Supplied information

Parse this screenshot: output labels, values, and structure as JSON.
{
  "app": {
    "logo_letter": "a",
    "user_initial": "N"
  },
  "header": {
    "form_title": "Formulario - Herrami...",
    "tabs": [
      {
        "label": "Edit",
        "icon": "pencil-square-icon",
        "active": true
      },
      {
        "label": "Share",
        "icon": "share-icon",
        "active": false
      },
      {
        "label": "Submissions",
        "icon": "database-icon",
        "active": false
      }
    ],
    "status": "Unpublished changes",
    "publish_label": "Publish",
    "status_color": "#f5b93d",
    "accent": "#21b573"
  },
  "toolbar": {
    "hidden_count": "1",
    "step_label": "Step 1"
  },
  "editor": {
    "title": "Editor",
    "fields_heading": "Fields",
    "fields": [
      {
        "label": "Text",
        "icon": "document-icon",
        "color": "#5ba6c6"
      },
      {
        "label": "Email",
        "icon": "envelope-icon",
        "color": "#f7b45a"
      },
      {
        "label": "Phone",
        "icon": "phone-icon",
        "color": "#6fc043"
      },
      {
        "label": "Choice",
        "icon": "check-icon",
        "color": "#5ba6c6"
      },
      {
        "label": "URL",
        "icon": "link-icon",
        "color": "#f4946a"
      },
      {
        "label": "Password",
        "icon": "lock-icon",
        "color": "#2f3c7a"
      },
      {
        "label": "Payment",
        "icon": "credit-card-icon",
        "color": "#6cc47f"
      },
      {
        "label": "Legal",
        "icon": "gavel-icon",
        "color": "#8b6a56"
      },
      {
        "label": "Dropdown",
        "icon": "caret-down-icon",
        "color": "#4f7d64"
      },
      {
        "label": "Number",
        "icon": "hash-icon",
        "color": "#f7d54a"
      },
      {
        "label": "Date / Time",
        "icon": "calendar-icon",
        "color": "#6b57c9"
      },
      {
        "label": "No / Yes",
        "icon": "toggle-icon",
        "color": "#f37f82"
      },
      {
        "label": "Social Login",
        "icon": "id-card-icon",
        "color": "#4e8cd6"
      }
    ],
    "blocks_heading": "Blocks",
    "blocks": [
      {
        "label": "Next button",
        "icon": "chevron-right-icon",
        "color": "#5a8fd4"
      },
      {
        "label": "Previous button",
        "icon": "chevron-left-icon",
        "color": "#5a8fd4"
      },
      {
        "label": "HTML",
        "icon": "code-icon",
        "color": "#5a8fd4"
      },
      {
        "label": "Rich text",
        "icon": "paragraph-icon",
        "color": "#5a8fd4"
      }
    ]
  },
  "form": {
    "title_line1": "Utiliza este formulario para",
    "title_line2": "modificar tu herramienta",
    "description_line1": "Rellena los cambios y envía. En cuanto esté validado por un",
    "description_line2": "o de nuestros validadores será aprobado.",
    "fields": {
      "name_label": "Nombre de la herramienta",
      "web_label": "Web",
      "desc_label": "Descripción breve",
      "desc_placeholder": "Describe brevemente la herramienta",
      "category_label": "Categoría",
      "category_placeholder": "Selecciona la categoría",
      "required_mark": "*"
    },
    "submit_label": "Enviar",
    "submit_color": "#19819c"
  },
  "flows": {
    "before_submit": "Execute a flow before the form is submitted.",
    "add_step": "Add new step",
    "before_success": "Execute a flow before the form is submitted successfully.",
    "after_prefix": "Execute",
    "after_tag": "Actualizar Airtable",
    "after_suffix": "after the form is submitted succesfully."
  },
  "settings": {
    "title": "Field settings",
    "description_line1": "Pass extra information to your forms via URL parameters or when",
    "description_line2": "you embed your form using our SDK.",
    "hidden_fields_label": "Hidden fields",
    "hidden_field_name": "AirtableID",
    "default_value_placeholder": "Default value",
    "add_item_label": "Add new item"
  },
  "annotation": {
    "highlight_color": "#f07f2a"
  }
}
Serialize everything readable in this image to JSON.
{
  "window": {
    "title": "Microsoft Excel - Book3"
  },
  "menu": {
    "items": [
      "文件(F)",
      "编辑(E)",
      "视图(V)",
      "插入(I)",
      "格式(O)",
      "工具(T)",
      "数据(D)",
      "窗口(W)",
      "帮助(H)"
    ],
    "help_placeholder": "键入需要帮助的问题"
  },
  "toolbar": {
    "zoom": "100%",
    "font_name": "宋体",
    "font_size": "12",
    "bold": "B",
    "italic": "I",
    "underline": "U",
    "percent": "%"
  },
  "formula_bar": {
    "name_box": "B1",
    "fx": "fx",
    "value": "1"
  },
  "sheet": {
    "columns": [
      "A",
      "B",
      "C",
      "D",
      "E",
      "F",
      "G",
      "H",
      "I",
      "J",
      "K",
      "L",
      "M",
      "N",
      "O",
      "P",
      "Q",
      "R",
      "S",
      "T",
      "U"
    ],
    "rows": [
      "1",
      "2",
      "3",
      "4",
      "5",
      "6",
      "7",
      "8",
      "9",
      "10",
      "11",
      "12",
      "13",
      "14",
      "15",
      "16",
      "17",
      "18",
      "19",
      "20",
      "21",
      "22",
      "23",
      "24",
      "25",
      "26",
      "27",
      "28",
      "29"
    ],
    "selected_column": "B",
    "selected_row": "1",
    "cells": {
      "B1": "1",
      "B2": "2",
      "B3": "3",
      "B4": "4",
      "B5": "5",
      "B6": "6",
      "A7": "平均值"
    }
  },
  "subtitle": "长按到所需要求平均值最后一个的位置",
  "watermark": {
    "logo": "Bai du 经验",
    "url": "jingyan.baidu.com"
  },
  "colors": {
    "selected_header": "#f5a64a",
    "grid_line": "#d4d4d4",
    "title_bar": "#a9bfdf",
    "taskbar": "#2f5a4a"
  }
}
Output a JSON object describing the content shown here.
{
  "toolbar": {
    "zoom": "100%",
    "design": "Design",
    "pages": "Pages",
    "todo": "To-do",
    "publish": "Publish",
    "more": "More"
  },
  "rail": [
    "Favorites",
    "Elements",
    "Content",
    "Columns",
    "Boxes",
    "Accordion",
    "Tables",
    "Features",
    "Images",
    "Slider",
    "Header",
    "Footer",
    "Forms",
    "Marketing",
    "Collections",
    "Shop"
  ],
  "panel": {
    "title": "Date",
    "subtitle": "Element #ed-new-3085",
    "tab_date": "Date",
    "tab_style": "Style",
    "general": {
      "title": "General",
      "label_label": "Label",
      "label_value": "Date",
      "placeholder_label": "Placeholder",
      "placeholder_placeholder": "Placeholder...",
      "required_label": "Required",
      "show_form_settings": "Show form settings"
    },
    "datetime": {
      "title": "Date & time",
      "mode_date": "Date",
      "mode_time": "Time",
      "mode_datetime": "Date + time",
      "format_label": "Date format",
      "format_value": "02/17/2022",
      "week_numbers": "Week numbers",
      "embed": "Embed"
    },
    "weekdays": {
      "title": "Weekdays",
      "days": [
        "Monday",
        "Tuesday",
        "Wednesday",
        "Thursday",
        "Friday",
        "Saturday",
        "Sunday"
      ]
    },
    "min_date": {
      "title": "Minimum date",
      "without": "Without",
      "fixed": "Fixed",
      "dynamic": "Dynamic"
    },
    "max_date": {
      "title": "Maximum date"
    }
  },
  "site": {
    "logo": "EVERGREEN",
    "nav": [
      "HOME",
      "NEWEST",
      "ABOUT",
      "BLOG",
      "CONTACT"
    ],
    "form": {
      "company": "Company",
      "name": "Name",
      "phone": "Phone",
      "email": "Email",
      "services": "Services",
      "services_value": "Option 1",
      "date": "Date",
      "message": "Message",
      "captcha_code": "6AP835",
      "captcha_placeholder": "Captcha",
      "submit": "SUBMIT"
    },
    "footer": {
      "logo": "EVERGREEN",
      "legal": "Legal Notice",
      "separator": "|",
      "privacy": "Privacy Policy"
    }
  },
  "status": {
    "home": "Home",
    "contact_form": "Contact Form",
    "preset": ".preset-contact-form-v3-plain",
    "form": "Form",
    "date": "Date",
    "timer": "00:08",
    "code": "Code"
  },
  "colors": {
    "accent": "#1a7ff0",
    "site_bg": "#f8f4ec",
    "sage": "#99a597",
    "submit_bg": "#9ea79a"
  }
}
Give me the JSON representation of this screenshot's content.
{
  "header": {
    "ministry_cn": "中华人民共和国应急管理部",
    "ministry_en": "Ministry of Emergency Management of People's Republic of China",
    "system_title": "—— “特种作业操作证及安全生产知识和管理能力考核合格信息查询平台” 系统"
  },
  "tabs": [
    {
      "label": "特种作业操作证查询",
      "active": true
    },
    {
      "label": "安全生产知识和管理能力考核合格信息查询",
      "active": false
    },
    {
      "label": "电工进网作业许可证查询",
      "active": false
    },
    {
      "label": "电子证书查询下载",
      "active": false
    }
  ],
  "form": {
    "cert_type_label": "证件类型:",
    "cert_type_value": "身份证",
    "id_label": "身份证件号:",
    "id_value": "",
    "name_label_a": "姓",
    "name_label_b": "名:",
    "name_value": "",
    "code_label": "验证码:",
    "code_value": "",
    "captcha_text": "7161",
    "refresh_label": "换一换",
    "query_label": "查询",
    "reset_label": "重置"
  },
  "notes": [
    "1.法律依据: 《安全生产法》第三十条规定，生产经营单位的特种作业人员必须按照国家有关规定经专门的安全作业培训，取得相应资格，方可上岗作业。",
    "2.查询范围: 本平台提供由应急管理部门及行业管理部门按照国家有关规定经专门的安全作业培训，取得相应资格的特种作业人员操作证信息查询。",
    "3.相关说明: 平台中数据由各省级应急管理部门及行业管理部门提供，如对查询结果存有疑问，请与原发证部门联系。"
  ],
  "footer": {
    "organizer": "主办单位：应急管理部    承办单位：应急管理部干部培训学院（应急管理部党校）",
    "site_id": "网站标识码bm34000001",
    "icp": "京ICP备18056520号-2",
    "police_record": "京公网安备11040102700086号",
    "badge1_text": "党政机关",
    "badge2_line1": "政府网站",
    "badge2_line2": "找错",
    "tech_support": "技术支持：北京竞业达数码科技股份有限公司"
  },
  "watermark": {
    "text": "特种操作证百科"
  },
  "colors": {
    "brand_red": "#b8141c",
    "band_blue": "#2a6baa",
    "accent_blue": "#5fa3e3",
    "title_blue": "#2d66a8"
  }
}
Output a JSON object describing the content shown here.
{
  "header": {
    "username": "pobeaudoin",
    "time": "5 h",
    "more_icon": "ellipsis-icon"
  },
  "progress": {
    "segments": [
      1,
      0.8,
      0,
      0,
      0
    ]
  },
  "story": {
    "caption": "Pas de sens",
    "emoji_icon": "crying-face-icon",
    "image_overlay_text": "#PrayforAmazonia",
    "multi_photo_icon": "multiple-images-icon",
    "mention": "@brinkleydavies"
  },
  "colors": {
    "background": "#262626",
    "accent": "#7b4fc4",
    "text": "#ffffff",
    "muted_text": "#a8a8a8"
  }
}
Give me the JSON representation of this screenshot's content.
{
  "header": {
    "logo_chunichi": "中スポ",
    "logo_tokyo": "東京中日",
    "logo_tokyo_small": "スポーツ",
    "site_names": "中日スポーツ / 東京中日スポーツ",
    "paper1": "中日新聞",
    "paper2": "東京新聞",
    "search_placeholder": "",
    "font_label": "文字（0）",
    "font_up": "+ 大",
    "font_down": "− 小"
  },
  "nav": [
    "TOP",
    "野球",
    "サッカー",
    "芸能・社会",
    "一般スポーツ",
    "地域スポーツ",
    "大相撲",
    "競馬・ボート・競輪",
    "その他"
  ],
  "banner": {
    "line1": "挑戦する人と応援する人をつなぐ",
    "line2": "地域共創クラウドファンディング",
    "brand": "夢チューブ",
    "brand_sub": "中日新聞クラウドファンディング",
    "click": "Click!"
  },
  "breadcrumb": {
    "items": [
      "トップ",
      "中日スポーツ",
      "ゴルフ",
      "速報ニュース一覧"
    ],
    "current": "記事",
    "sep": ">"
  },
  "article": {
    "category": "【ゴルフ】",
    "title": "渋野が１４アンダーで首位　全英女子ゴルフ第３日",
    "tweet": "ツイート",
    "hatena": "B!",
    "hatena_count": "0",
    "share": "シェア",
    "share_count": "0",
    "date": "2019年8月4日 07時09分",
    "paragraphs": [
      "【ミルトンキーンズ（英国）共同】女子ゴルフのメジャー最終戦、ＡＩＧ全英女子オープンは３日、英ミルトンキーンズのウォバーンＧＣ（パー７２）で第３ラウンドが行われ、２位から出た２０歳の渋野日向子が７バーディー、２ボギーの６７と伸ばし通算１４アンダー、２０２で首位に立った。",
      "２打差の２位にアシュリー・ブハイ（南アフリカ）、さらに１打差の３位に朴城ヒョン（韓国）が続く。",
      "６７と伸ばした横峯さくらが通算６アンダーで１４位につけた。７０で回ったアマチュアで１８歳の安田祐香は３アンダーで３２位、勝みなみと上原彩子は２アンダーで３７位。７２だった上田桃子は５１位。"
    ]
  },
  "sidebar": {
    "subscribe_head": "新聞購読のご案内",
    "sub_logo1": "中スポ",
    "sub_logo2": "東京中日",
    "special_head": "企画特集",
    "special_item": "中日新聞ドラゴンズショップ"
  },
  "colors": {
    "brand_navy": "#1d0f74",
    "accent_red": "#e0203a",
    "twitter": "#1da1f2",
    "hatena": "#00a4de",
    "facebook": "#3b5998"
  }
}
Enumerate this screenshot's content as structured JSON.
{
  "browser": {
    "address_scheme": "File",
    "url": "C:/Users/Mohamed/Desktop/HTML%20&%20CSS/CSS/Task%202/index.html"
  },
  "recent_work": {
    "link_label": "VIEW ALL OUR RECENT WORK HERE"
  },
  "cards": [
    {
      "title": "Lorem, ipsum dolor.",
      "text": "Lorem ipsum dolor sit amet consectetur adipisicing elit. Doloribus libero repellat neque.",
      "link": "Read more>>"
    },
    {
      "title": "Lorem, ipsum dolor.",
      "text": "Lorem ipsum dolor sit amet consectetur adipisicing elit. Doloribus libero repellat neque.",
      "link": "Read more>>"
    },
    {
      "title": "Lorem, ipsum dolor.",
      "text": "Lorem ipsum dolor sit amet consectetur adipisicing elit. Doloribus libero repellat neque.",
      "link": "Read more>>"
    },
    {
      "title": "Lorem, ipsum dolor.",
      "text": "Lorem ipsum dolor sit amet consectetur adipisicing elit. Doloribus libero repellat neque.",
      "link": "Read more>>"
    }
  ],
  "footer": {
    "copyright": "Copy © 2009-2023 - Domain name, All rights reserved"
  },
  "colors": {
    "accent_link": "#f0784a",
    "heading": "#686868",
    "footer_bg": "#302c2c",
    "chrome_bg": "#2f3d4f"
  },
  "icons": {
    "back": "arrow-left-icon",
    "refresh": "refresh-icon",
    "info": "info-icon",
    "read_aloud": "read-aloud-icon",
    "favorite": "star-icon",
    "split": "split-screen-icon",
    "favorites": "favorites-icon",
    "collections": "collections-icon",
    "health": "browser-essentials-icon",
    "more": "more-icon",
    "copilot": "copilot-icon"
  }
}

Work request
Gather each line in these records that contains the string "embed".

Answer to this exercise
    "description_line2": "you embed your form using our SDK.",
      "embed": "Embed"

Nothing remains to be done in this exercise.